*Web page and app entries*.
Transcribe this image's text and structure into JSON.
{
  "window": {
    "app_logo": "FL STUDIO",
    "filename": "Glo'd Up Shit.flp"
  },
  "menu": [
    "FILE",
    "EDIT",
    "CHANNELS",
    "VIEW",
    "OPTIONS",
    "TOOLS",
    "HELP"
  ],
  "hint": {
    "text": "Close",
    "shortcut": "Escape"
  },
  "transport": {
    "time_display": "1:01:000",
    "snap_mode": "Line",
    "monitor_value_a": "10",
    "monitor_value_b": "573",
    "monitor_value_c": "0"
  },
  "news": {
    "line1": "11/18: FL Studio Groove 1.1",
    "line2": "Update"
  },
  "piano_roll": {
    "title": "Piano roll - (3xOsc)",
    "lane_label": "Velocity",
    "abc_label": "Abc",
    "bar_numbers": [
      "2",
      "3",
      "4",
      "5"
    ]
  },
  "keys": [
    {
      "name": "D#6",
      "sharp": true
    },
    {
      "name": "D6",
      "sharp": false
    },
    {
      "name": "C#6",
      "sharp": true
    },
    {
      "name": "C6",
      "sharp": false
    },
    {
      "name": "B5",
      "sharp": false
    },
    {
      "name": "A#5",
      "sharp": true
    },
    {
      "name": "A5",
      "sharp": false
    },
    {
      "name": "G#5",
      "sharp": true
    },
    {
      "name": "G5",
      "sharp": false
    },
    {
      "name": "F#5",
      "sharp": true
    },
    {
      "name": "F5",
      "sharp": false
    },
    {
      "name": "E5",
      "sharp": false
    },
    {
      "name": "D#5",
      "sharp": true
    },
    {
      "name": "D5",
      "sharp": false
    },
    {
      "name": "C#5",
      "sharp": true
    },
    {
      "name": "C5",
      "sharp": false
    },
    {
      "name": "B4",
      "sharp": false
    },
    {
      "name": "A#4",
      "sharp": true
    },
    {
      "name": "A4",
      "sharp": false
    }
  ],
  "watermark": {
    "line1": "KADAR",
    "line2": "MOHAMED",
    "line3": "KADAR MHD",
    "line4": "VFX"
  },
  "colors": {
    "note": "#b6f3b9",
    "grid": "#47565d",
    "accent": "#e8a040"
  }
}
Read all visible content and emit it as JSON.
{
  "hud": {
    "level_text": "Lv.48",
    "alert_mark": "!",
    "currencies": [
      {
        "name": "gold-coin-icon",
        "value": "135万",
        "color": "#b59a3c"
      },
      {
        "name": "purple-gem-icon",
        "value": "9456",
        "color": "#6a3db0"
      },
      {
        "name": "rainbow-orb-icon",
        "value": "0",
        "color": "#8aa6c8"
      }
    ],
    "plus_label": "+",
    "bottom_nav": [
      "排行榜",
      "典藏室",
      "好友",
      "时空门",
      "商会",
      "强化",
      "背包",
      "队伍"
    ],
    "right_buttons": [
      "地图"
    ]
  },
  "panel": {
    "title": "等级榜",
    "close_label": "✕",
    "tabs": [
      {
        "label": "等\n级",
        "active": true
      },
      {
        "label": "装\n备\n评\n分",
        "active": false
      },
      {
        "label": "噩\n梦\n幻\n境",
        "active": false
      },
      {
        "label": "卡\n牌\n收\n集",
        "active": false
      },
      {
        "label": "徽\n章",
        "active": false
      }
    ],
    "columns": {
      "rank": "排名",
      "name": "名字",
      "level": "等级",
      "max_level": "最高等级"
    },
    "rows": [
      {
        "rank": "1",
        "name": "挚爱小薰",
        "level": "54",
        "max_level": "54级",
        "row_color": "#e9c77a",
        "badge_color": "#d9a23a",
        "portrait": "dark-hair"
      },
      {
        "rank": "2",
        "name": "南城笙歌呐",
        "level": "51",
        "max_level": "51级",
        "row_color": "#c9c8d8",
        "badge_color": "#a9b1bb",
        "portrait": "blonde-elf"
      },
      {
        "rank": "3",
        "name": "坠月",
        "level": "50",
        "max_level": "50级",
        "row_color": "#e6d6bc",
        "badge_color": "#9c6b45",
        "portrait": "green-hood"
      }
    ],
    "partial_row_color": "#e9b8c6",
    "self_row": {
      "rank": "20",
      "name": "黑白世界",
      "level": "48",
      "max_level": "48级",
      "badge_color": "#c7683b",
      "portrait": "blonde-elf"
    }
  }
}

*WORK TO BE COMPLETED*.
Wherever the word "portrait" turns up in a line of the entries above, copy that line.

*RESPONSE BOX*.
        "portrait": "dark-hair"
        "portrait": "blonde-elf"
        "portrait": "green-hood"
      "portrait": "blonde-elf"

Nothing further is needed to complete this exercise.